EXERCISE >> Restate each record exactly as it was written.

EXTRACTED DATA >>
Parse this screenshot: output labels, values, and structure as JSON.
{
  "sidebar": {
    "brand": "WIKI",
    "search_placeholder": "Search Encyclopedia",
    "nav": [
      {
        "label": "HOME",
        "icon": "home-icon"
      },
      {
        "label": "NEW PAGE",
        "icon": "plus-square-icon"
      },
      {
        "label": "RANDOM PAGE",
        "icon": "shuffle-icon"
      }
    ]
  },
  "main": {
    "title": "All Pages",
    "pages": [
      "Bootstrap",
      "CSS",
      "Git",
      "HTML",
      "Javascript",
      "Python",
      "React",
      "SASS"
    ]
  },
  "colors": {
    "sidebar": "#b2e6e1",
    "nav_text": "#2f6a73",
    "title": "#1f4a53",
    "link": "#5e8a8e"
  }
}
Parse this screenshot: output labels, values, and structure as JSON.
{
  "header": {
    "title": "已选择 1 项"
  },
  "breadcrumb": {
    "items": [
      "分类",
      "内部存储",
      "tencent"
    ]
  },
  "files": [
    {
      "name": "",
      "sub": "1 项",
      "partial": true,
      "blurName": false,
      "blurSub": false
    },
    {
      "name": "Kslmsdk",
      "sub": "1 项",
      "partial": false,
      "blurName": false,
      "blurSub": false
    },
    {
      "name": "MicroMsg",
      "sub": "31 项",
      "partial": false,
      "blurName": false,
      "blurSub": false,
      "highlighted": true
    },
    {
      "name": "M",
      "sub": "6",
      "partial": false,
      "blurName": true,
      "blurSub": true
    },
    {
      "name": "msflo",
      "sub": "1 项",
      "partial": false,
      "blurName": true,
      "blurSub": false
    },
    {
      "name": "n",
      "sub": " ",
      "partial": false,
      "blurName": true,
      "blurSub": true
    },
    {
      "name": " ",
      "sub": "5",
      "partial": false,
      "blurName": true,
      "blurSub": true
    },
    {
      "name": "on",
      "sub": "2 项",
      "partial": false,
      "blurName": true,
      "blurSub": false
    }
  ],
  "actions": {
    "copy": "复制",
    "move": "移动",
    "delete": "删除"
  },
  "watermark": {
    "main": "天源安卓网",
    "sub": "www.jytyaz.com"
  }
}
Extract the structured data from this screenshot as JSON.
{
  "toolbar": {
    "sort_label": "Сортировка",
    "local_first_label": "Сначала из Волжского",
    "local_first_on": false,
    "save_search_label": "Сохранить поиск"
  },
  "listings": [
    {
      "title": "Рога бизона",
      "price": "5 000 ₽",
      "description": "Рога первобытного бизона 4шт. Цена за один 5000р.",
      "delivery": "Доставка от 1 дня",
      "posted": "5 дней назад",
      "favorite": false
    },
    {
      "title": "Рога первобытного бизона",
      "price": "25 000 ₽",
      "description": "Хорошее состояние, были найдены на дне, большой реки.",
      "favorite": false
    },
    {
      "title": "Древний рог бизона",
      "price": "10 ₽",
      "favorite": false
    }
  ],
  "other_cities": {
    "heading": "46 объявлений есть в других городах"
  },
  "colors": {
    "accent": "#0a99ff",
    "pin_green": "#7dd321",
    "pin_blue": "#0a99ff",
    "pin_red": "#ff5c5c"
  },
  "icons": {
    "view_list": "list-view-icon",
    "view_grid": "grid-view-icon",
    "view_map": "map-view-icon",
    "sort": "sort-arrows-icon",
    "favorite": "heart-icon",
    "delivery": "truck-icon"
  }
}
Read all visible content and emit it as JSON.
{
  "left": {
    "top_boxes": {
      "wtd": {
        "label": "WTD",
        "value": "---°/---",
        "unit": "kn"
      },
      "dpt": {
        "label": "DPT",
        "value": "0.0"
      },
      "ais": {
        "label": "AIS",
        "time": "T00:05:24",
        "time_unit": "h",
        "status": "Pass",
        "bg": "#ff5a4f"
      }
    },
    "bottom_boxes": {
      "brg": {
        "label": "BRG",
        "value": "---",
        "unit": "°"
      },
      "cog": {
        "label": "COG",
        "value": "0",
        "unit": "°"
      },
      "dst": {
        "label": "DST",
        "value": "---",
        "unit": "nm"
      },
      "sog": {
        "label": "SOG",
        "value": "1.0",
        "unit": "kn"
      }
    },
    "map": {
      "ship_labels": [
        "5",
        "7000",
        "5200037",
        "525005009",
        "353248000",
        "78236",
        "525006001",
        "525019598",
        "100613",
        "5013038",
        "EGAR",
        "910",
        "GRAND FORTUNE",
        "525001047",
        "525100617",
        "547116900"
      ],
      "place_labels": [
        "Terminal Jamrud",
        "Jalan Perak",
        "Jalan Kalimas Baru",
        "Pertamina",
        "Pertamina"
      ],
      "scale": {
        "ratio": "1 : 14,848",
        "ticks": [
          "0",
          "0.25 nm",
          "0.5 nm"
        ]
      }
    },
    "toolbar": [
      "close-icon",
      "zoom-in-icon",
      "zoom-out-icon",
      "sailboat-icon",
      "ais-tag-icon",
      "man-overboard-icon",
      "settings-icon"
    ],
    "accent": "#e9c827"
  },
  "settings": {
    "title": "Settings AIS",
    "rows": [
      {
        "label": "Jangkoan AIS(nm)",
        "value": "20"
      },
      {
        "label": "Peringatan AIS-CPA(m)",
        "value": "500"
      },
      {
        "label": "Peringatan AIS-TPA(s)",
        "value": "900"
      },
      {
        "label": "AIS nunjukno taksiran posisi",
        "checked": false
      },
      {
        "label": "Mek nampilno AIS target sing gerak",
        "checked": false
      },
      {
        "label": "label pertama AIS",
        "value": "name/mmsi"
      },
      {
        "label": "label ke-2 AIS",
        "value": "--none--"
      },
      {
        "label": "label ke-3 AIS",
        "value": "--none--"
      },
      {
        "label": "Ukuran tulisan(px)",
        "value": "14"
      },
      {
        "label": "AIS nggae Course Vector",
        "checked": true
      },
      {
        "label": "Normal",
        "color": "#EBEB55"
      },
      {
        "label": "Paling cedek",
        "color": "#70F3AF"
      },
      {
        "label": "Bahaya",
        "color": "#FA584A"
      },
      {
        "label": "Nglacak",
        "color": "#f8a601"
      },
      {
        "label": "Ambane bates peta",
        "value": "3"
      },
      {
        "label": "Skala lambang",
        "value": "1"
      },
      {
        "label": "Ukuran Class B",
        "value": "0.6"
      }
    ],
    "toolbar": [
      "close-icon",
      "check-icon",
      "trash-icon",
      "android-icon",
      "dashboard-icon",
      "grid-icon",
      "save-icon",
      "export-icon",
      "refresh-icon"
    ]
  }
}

ANSWER TO THE EXERCISE >>
Parse this screenshot: output labels, values, and structure as JSON.
{
  "sidebar": {
    "brand": "WIKI",
    "search_placeholder": "Search Encyclopedia",
    "nav": [
      {
        "label": "HOME",
        "icon": "home-icon"
      },
      {
        "label": "NEW PAGE",
        "icon": "plus-square-icon"
      },
      {
        "label": "RANDOM PAGE",
        "icon": "shuffle-icon"
      }
    ]
  },
  "main": {
    "title": "All Pages",
    "pages": [
      "Bootstrap",
      "CSS",
      "Git",
      "HTML",
      "Javascript",
      "Python",
      "React",
      "SASS"
    ]
  },
  "colors": {
    "sidebar": "#b2e6e1",
    "nav_text": "#2f6a73",
    "title": "#1f4a53",
    "link": "#5e8a8e"
  }
}
Parse this screenshot: output labels, values, and structure as JSON.
{
  "header": {
    "title": "已选择 1 项"
  },
  "breadcrumb": {
    "items": [
      "分类",
      "内部存储",
      "tencent"
    ]
  },
  "files": [
    {
      "name": "",
      "sub": "1 项",
      "partial": true,
      "blurName": false,
      "blurSub": false
    },
    {
      "name": "Kslmsdk",
      "sub": "1 项",
      "partial": false,
      "blurName": false,
      "blurSub": false
    },
    {
      "name": "MicroMsg",
      "sub": "31 项",
      "partial": false,
      "blurName": false,
      "blurSub": false,
      "highlighted": true
    },
    {
      "name": "M",
      "sub": "6",
      "partial": false,
      "blurName": true,
      "blurSub": true
    },
    {
      "name": "msflo",
      "sub": "1 项",
      "partial": false,
      "blurName": true,
      "blurSub": false
    },
    {
      "name": "n",
      "sub": " ",
      "partial": false,
      "blurName": true,
      "blurSub": true
    },
    {
      "name": " ",
      "sub": "5",
      "partial": false,
      "blurName": true,
      "blurSub": true
    },
    {
      "name": "on",
      "sub": "2 项",
      "partial": false,
      "blurName": true,
      "blurSub": false
    }
  ],
  "actions": {
    "copy": "复制",
    "move": "移动",
    "delete": "删除"
  },
  "watermark": {
    "main": "天源安卓网",
    "sub": "www.jytyaz.com"
  }
}
Extract the structured data from this screenshot as JSON.
{
  "toolbar": {
    "sort_label": "Сортировка",
    "local_first_label": "Сначала из Волжского",
    "local_first_on": false,
    "save_search_label": "Сохранить поиск"
  },
  "listings": [
    {
      "title": "Рога бизона",
      "price": "5 000 ₽",
      "description": "Рога первобытного бизона 4шт. Цена за один 5000р.",
      "delivery": "Доставка от 1 дня",
      "posted": "5 дней назад",
      "favorite": false
    },
    {
      "title": "Рога первобытного бизона",
      "price": "25 000 ₽",
      "description": "Хорошее состояние, были найдены на дне, большой реки.",
      "favorite": false
    },
    {
      "title": "Древний рог бизона",
      "price": "10 ₽",
      "favorite": false
    }
  ],
  "other_cities": {
    "heading": "46 объявлений есть в других городах"
  },
  "colors": {
    "accent": "#0a99ff",
    "pin_green": "#7dd321",
    "pin_blue": "#0a99ff",
    "pin_red": "#ff5c5c"
  },
  "icons": {
    "view_list": "list-view-icon",
    "view_grid": "grid-view-icon",
    "view_map": "map-view-icon",
    "sort": "sort-arrows-icon",
    "favorite": "heart-icon",
    "delivery": "truck-icon"
  }
}
Read all visible content and emit it as JSON.
{
  "left": {
    "top_boxes": {
      "wtd": {
        "label": "WTD",
        "value": "---°/---",
        "unit": "kn"
      },
      "dpt": {
        "label": "DPT",
        "value": "0.0"
      },
      "ais": {
        "label": "AIS",
        "time": "T00:05:24",
        "time_unit": "h",
        "status": "Pass",
        "bg": "#ff5a4f"
      }
    },
    "bottom_boxes": {
      "brg": {
        "label": "BRG",
        "value": "---",
        "unit": "°"
      },
      "cog": {
        "label": "COG",
        "value": "0",
        "unit": "°"
      },
      "dst": {
        "label": "DST",
        "value": "---",
        "unit": "nm"
      },
      "sog": {
        "label": "SOG",
        "value": "1.0",
        "unit": "kn"
      }
    },
    "map": {
      "ship_labels": [
        "5",
        "7000",
        "5200037",
        "525005009",
        "353248000",
        "78236",
        "525006001",
        "525019598",
        "100613",
        "5013038",
        "EGAR",
        "910",
        "GRAND FORTUNE",
        "525001047",
        "525100617",
        "547116900"
      ],
      "place_labels": [
        "Terminal Jamrud",
        "Jalan Perak",
        "Jalan Kalimas Baru",
        "Pertamina",
        "Pertamina"
      ],
      "scale": {
        "ratio": "1 : 14,848",
        "ticks": [
          "0",
          "0.25 nm",
          "0.5 nm"
        ]
      }
    },
    "toolbar": [
      "close-icon",
      "zoom-in-icon",
      "zoom-out-icon",
      "sailboat-icon",
      "ais-tag-icon",
      "man-overboard-icon",
      "settings-icon"
    ],
    "accent": "#e9c827"
  },
  "settings": {
    "title": "Settings AIS",
    "rows": [
      {
        "label": "Jangkoan AIS(nm)",
        "value": "20"
      },
      {
        "label": "Peringatan AIS-CPA(m)",
        "value": "500"
      },
      {
        "label": "Peringatan AIS-TPA(s)",
        "value": "900"
      },
      {
        "label": "AIS nunjukno taksiran posisi",
        "checked": false
      },
      {
        "label": "Mek nampilno AIS target sing gerak",
        "checked": false
      },
      {
        "label": "label pertama AIS",
        "value": "name/mmsi"
      },
      {
        "label": "label ke-2 AIS",
        "value": "--none--"
      },
      {
        "label": "label ke-3 AIS",
        "value": "--none--"
      },
      {
        "label": "Ukuran tulisan(px)",
        "value": "14"
      },
      {
        "label": "AIS nggae Course Vector",
        "checked": true
      },
      {
        "label": "Normal",
        "color": "#EBEB55"
      },
      {
        "label": "Paling cedek",
        "color": "#70F3AF"
      },
      {
        "label": "Bahaya",
        "color": "#FA584A"
      },
      {
        "label": "Nglacak",
        "color": "#f8a601"
      },
      {
        "label": "Ambane bates peta",
        "value": "3"
      },
      {
        "label": "Skala lambang",
        "value": "1"
      },
      {
        "label": "Ukuran Class B",
        "value": "0.6"
      }
    ],
    "toolbar": [
      "close-icon",
      "check-icon",
      "trash-icon",
      "android-icon",
      "dashboard-icon",
      "grid-icon",
      "save-icon",
      "export-icon",
      "refresh-icon"
    ]
  }
}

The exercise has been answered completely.